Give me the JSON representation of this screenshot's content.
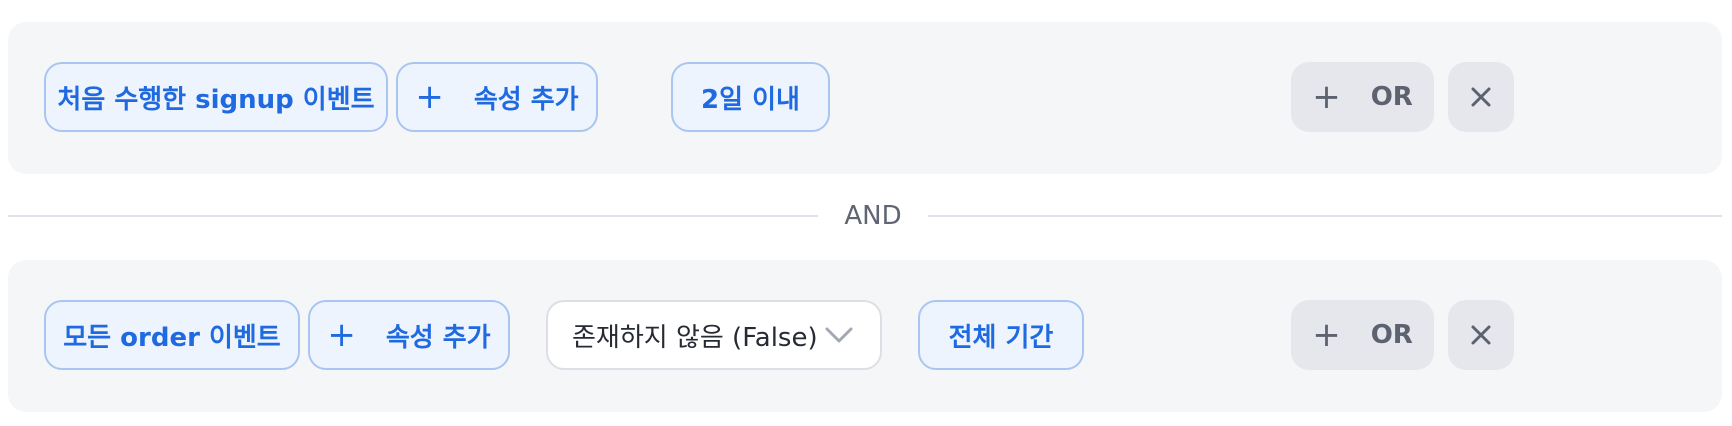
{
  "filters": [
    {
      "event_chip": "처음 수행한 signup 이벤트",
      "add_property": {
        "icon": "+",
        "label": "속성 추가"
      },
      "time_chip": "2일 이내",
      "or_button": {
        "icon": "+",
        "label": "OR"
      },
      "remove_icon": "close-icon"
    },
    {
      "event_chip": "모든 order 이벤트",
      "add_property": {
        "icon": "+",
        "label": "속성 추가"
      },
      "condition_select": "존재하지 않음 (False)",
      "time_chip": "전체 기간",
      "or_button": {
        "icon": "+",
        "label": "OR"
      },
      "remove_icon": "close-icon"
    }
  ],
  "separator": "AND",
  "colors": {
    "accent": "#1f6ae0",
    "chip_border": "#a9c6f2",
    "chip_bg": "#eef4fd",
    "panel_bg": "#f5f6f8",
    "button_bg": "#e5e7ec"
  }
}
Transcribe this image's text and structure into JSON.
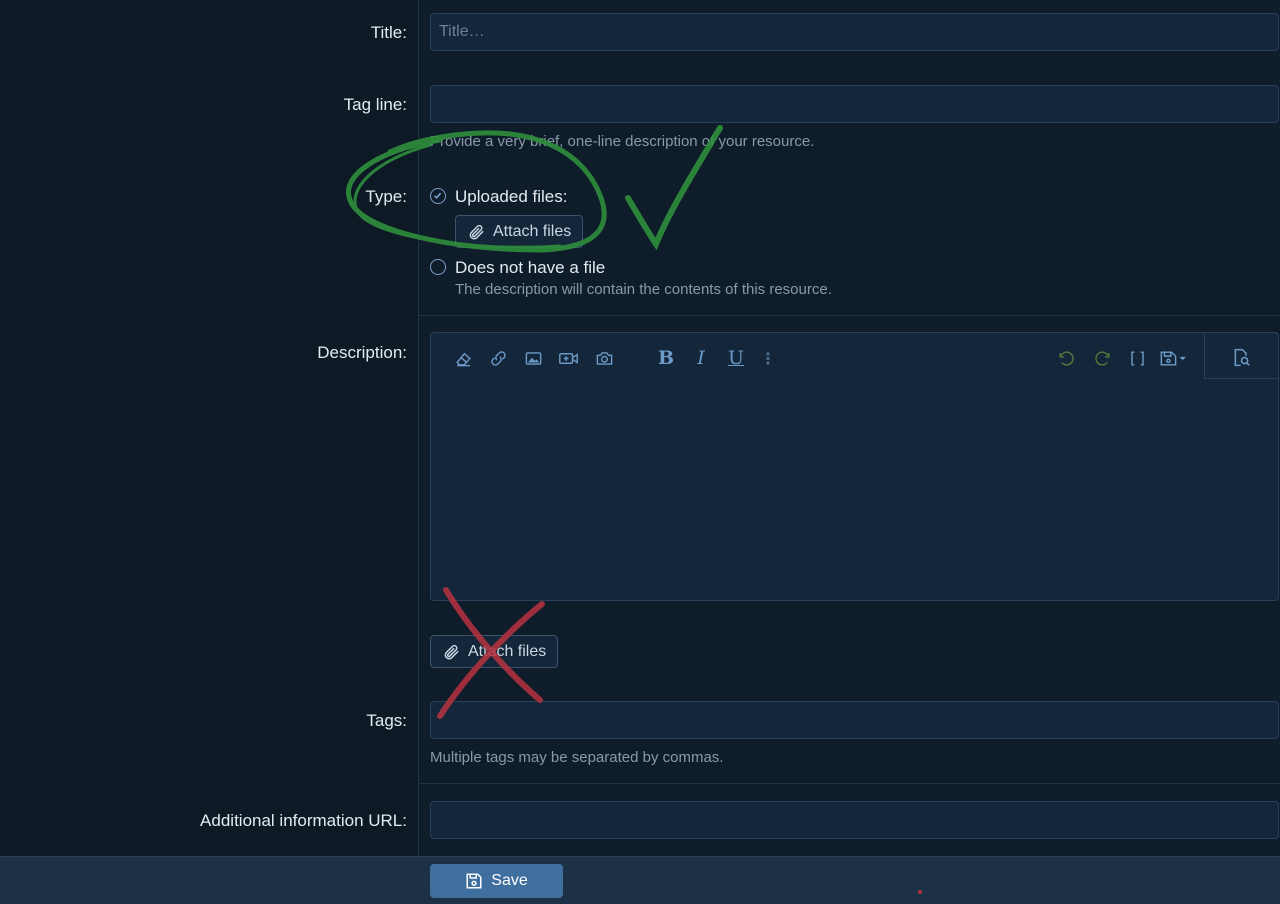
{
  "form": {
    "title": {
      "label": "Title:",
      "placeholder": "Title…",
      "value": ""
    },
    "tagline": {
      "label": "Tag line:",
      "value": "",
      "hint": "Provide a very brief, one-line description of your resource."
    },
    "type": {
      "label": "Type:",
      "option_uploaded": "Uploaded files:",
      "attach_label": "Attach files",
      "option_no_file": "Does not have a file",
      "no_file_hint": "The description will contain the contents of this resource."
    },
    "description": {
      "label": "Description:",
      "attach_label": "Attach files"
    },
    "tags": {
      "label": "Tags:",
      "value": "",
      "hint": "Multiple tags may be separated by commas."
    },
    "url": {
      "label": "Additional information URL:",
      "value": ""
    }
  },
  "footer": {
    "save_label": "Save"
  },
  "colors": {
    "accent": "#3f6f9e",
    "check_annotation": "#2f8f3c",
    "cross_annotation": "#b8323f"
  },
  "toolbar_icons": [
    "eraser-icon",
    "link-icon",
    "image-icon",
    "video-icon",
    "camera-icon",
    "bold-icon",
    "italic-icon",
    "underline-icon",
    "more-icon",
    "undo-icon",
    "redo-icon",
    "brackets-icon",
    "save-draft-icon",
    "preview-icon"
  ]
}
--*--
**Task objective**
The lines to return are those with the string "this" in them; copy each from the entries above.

**Result below**
Give me the JSON representation of this screenshot's content.
Transcribe this image's text and structure into JSON.
      "no_file_hint": "The description will contain the contents of this resource."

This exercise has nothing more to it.